**What you will do**
Across the listing below, how many lines have the word "screenshot" in them? Provide only the number.

**Material supplied**
....

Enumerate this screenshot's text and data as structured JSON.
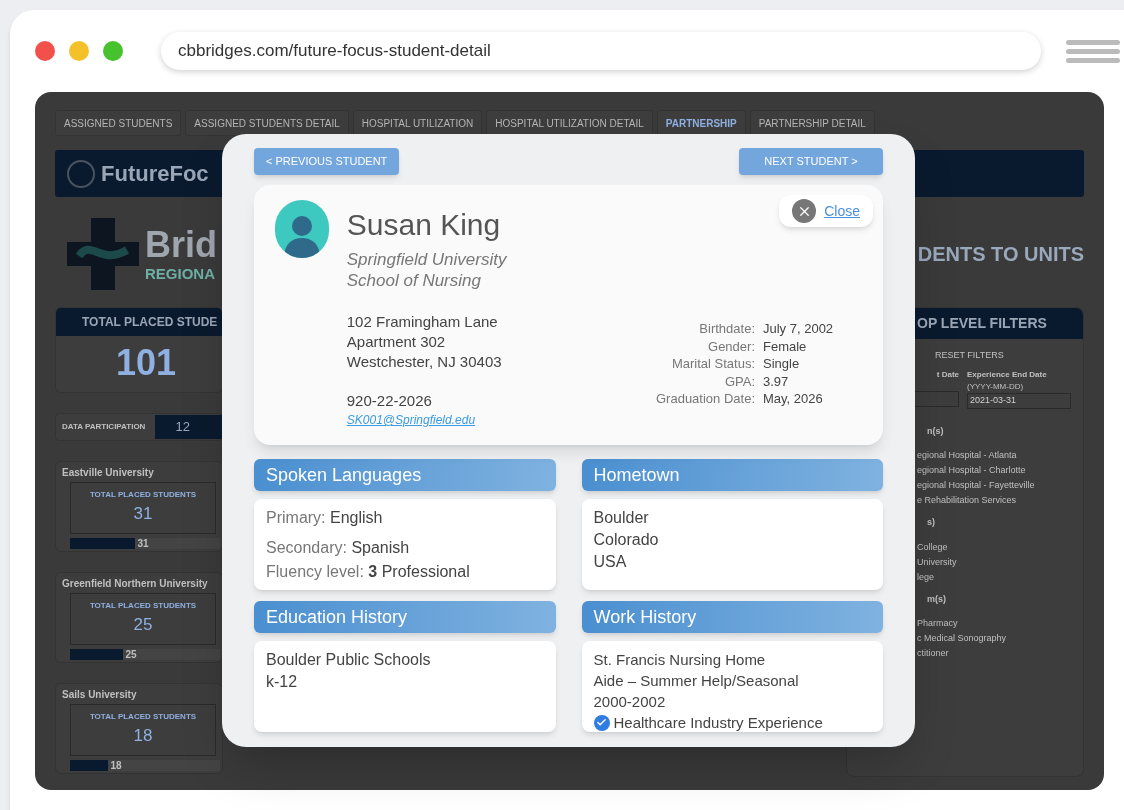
{
  "browser": {
    "url": "cbbridges.com/future-focus-student-detail"
  },
  "dashboard": {
    "tabs": [
      {
        "label": "ASSIGNED STUDENTS",
        "selected": false
      },
      {
        "label": "ASSIGNED STUDENTS DETAIL",
        "selected": false
      },
      {
        "label": "HOSPITAL UTILIZATION",
        "selected": false
      },
      {
        "label": "HOSPITAL UTILIZATION DETAIL",
        "selected": false
      },
      {
        "label": "PARTNERSHIP",
        "selected": true
      },
      {
        "label": "PARTNERSHIP DETAIL",
        "selected": false
      }
    ],
    "banner_text": "FutureFoc",
    "logo": {
      "name": "Brid",
      "subtitle": "REGIONA"
    },
    "heading": "DENTS TO UNITS",
    "total": {
      "label": "TOTAL PLACED STUDE",
      "value": "101"
    },
    "participation": {
      "label": "DATA PARTICIPATION",
      "value": "12"
    },
    "universities": [
      {
        "name": "Eastville University",
        "label": "TOTAL PLACED STUDENTS",
        "value": "31",
        "bar_value": "31",
        "level": 0.43
      },
      {
        "name": "Greenfield Northern University",
        "label": "TOTAL PLACED STUDENTS",
        "value": "25",
        "bar_value": "25",
        "level": 0.35
      },
      {
        "name": "Sails University",
        "label": "TOTAL PLACED STUDENTS",
        "value": "18",
        "bar_value": "18",
        "level": 0.25
      }
    ],
    "filters": {
      "title": "OP LEVEL FILTERS",
      "reset": "RESET FILTERS",
      "start_date_label": "t Date",
      "end_date": {
        "label": "Experience End Date",
        "hint": "(YYYY-MM-DD)",
        "value": "2021-03-31"
      },
      "items": [
        {
          "kind": "heading",
          "text": "n(s)"
        },
        {
          "kind": "item",
          "text": "egional Hospital - Atlanta"
        },
        {
          "kind": "item",
          "text": "egional Hospital - Charlotte"
        },
        {
          "kind": "item",
          "text": "egional Hospital - Fayetteville"
        },
        {
          "kind": "item",
          "text": "e Rehabilitation Services"
        },
        {
          "kind": "heading",
          "text": "s)"
        },
        {
          "kind": "item",
          "text": "College"
        },
        {
          "kind": "item",
          "text": "University"
        },
        {
          "kind": "item",
          "text": "lege"
        },
        {
          "kind": "heading",
          "text": "m(s)"
        },
        {
          "kind": "item",
          "text": "Pharmacy"
        },
        {
          "kind": "item",
          "text": "c Medical Sonography"
        },
        {
          "kind": "item",
          "text": "ctitioner"
        }
      ]
    }
  },
  "modal": {
    "previous_button": "< PREVIOUS STUDENT",
    "next_button": "NEXT STUDENT >",
    "close_label": "Close",
    "student": {
      "name": "Susan King",
      "school": [
        "Springfield University",
        "School of Nursing"
      ],
      "address": [
        "102 Framingham Lane",
        "Apartment 302",
        "Westchester, NJ 30403"
      ],
      "phone": "920-22-2026",
      "email": "SK001@Springfield.edu",
      "details": [
        {
          "label": "Birthdate:",
          "value": "July 7, 2002"
        },
        {
          "label": "Gender:",
          "value": "Female"
        },
        {
          "label": "Marital Status:",
          "value": "Single"
        },
        {
          "label": "GPA:",
          "value": "3.97"
        },
        {
          "label": "Graduation Date:",
          "value": "May, 2026"
        }
      ]
    },
    "sections": [
      {
        "kind": "languages",
        "title": "Spoken Languages",
        "rows": [
          {
            "label": "Primary:",
            "value": "English"
          },
          {
            "label": "Secondary:",
            "value": "Spanish"
          },
          {
            "label": "Fluency level:",
            "value": "**3** Professional"
          }
        ]
      },
      {
        "kind": "lines",
        "title": "Hometown",
        "lines": [
          "Boulder",
          "Colorado",
          "USA"
        ]
      },
      {
        "kind": "lines",
        "title": "Education History",
        "lines": [
          "Boulder Public Schools",
          "k-12"
        ]
      },
      {
        "kind": "work",
        "title": "Work History",
        "lines": [
          "St. Francis Nursing Home",
          "Aide – Summer Help/Seasonal",
          "2000-2002"
        ],
        "experience": {
          "text": "Healthcare Industry Experience",
          "checked": true
        }
      }
    ]
  }
}
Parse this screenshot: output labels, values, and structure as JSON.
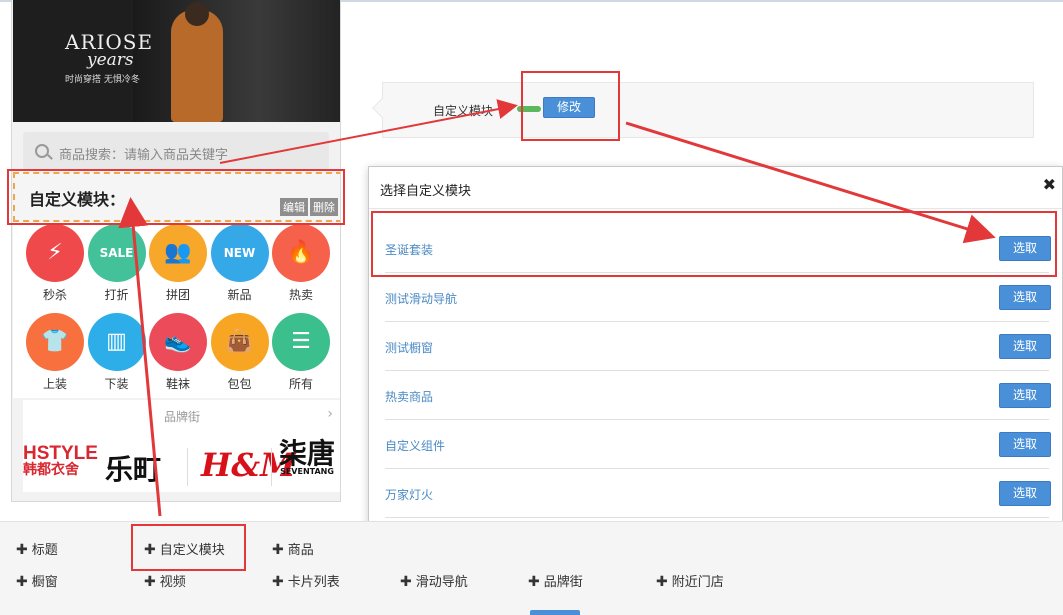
{
  "banner": {
    "brand": "ARIOSE",
    "brand_sub": "years",
    "slogan": "时尚穿搭 无惧冷冬"
  },
  "search": {
    "placeholder": "商品搜索：请输入商品关键字"
  },
  "custom_module": {
    "title": "自定义模块：",
    "edit": "编辑",
    "delete": "删除"
  },
  "icons": [
    {
      "label": "秒杀",
      "color": "#f0494b",
      "glyph": "⚡",
      "icon": "lightning-icon"
    },
    {
      "label": "打折",
      "color": "#43c29a",
      "glyph": "SALE",
      "icon": "sale-tag-icon"
    },
    {
      "label": "拼团",
      "color": "#f7a72a",
      "glyph": "👥",
      "icon": "group-icon"
    },
    {
      "label": "新品",
      "color": "#35a9e8",
      "glyph": "NEW",
      "icon": "new-badge-icon"
    },
    {
      "label": "热卖",
      "color": "#f5614a",
      "glyph": "🔥",
      "icon": "fire-icon"
    },
    {
      "label": "上装",
      "color": "#f7703e",
      "glyph": "👕",
      "icon": "shirt-icon"
    },
    {
      "label": "下装",
      "color": "#2eaee8",
      "glyph": "▥",
      "icon": "pants-icon"
    },
    {
      "label": "鞋袜",
      "color": "#ec4c5a",
      "glyph": "👟",
      "icon": "shoe-icon"
    },
    {
      "label": "包包",
      "color": "#f9a524",
      "glyph": "👜",
      "icon": "bag-icon"
    },
    {
      "label": "所有",
      "color": "#3bbf8c",
      "glyph": "☰",
      "icon": "menu-icon"
    }
  ],
  "brands": {
    "title": "品牌街",
    "logos": [
      {
        "text": "HSTYLE",
        "sub": "韩都衣舍",
        "color": "#d9262f"
      },
      {
        "text": "乐町",
        "color": "#111"
      },
      {
        "text": "H&M",
        "color": "#d8101a"
      },
      {
        "text": "柒唐",
        "sub": "SEVENTANG",
        "color": "#111"
      }
    ]
  },
  "module_row": {
    "label": "自定义模块",
    "modify": "修改"
  },
  "dialog": {
    "title": "选择自定义模块",
    "close": "✖",
    "pick_label": "选取",
    "options": [
      "圣诞套装",
      "测试滑动导航",
      "测试橱窗",
      "热卖商品",
      "自定义组件",
      "万家灯火"
    ]
  },
  "toolbar": {
    "items": [
      "标题",
      "自定义模块",
      "商品",
      "橱窗",
      "视频",
      "卡片列表",
      "滑动导航",
      "品牌街",
      "附近门店"
    ],
    "plus": "✚"
  },
  "colors": {
    "highlight": "#e2383a",
    "primary": "#4a90d9",
    "dashed": "#f0a64a"
  }
}
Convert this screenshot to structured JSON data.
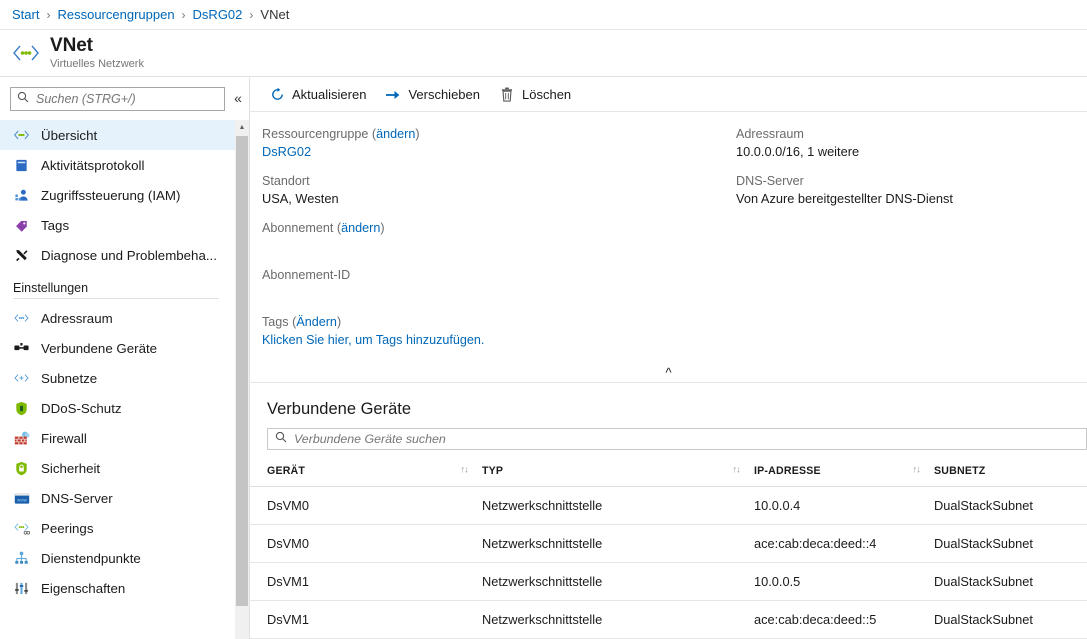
{
  "breadcrumb": [
    {
      "label": "Start",
      "current": false
    },
    {
      "label": "Ressourcengruppen",
      "current": false
    },
    {
      "label": "DsRG02",
      "current": false
    },
    {
      "label": "VNet",
      "current": true
    }
  ],
  "header": {
    "title": "VNet",
    "subtitle": "Virtuelles Netzwerk",
    "icon": "virtual-network-icon"
  },
  "sidebar": {
    "search": {
      "placeholder": "Suchen (STRG+/)",
      "value": "",
      "icon": "search-icon"
    },
    "collapse_icon": "chevron-double-left-icon",
    "items": [
      {
        "label": "Übersicht",
        "icon": "virtual-network-icon",
        "selected": true
      },
      {
        "label": "Aktivitätsprotokoll",
        "icon": "activity-log-icon",
        "selected": false
      },
      {
        "label": "Zugriffssteuerung (IAM)",
        "icon": "access-control-icon",
        "selected": false
      },
      {
        "label": "Tags",
        "icon": "tag-icon",
        "selected": false
      },
      {
        "label": "Diagnose und Problembeha...",
        "icon": "troubleshoot-icon",
        "selected": false
      }
    ],
    "group_label": "Einstellungen",
    "settings_items": [
      {
        "label": "Adressraum",
        "icon": "address-space-icon"
      },
      {
        "label": "Verbundene Geräte",
        "icon": "connected-devices-icon"
      },
      {
        "label": "Subnetze",
        "icon": "subnet-icon"
      },
      {
        "label": "DDoS-Schutz",
        "icon": "ddos-shield-icon"
      },
      {
        "label": "Firewall",
        "icon": "firewall-icon"
      },
      {
        "label": "Sicherheit",
        "icon": "security-shield-icon"
      },
      {
        "label": "DNS-Server",
        "icon": "dns-server-icon"
      },
      {
        "label": "Peerings",
        "icon": "peerings-icon"
      },
      {
        "label": "Dienstendpunkte",
        "icon": "service-endpoints-icon"
      },
      {
        "label": "Eigenschaften",
        "icon": "properties-icon"
      }
    ]
  },
  "toolbar": {
    "refresh_label": "Aktualisieren",
    "refresh_icon": "refresh-icon",
    "move_label": "Verschieben",
    "move_icon": "arrow-right-icon",
    "delete_label": "Löschen",
    "delete_icon": "trash-icon"
  },
  "properties": {
    "collapse_icon": "chevron-double-up-icon",
    "resource_group": {
      "label": "Ressourcengruppe",
      "change_link": "ändern",
      "value": "DsRG02"
    },
    "location": {
      "label": "Standort",
      "value": "USA, Westen"
    },
    "subscription": {
      "label": "Abonnement",
      "change_link": "ändern",
      "value": ""
    },
    "subscription_id": {
      "label": "Abonnement-ID",
      "value": ""
    },
    "tags": {
      "label": "Tags",
      "change_link": "Ändern",
      "add_text": "Klicken Sie hier, um Tags hinzuzufügen."
    },
    "address_space": {
      "label": "Adressraum",
      "value": "10.0.0.0/16, 1 weitere"
    },
    "dns_servers": {
      "label": "DNS-Server",
      "value": "Von Azure bereitgestellter DNS-Dienst"
    }
  },
  "devices": {
    "title": "Verbundene Geräte",
    "search": {
      "placeholder": "Verbundene Geräte suchen",
      "value": "",
      "icon": "search-icon"
    },
    "columns": [
      {
        "label": "GERÄT",
        "sortable": true,
        "sort_icon": "sort-icon"
      },
      {
        "label": "TYP",
        "sortable": true,
        "sort_icon": "sort-icon"
      },
      {
        "label": "IP-ADRESSE",
        "sortable": true,
        "sort_icon": "sort-icon"
      },
      {
        "label": "SUBNETZ",
        "sortable": false
      }
    ],
    "rows": [
      {
        "device": "DsVM0",
        "type": "Netzwerkschnittstelle",
        "ip": "10.0.0.4",
        "subnet": "DualStackSubnet"
      },
      {
        "device": "DsVM0",
        "type": "Netzwerkschnittstelle",
        "ip": "ace:cab:deca:deed::4",
        "subnet": "DualStackSubnet"
      },
      {
        "device": "DsVM1",
        "type": "Netzwerkschnittstelle",
        "ip": "10.0.0.5",
        "subnet": "DualStackSubnet"
      },
      {
        "device": "DsVM1",
        "type": "Netzwerkschnittstelle",
        "ip": "ace:cab:deca:deed::5",
        "subnet": "DualStackSubnet"
      }
    ]
  },
  "colors": {
    "link": "#0067b8",
    "selected_nav": "#e5f1fb",
    "border": "#e0e0e0",
    "muted_text": "#6b6b6b"
  }
}
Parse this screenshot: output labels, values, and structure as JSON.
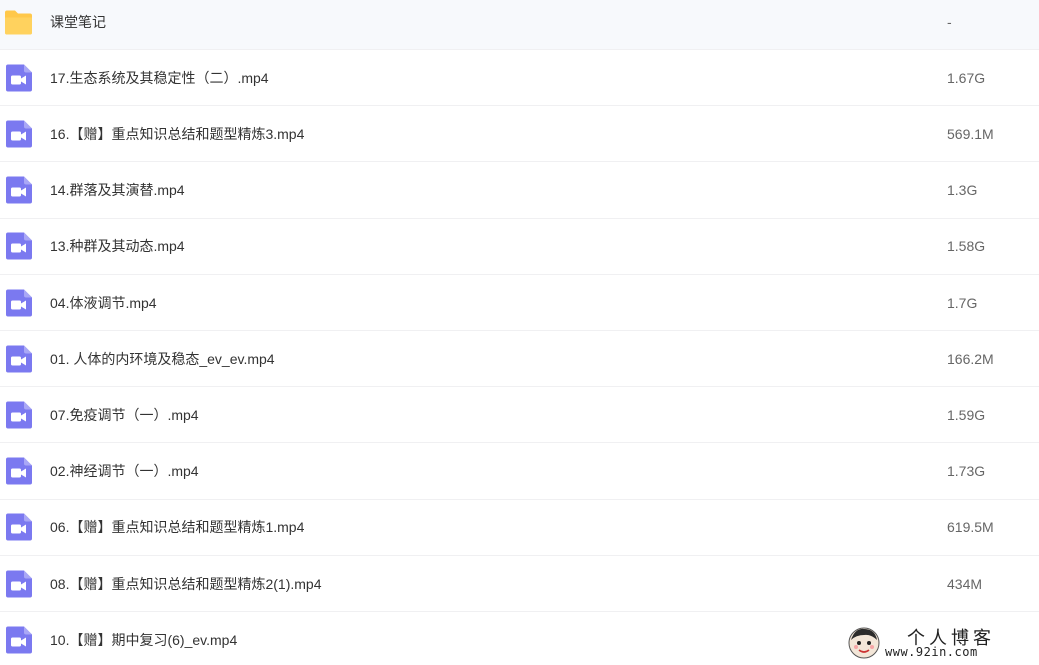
{
  "rows": [
    {
      "name": "课堂笔记",
      "size": "-",
      "icon": "folder-icon"
    },
    {
      "name": "17.生态系统及其稳定性（二）.mp4",
      "size": "1.67G",
      "icon": "video-file-icon"
    },
    {
      "name": "16.【赠】重点知识总结和题型精炼3.mp4",
      "size": "569.1M",
      "icon": "video-file-icon"
    },
    {
      "name": "14.群落及其演替.mp4",
      "size": "1.3G",
      "icon": "video-file-icon"
    },
    {
      "name": "13.种群及其动态.mp4",
      "size": "1.58G",
      "icon": "video-file-icon"
    },
    {
      "name": "04.体液调节.mp4",
      "size": "1.7G",
      "icon": "video-file-icon"
    },
    {
      "name": "01. 人体的内环境及稳态_ev_ev.mp4",
      "size": "166.2M",
      "icon": "video-file-icon"
    },
    {
      "name": "07.免疫调节（一）.mp4",
      "size": "1.59G",
      "icon": "video-file-icon"
    },
    {
      "name": "02.神经调节（一）.mp4",
      "size": "1.73G",
      "icon": "video-file-icon"
    },
    {
      "name": "06.【赠】重点知识总结和题型精炼1.mp4",
      "size": "619.5M",
      "icon": "video-file-icon"
    },
    {
      "name": "08.【赠】重点知识总结和题型精炼2(1).mp4",
      "size": "434M",
      "icon": "video-file-icon"
    },
    {
      "name": "10.【赠】期中复习(6)_ev.mp4",
      "size": "",
      "icon": "video-file-icon"
    }
  ],
  "watermark": {
    "title": "个人博客",
    "url": "www.92in.com"
  },
  "colors": {
    "folder": "#ffc84a",
    "video": "#7b79f0",
    "text": "#333333",
    "divider": "#f0f0f2"
  }
}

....

**Task result**
4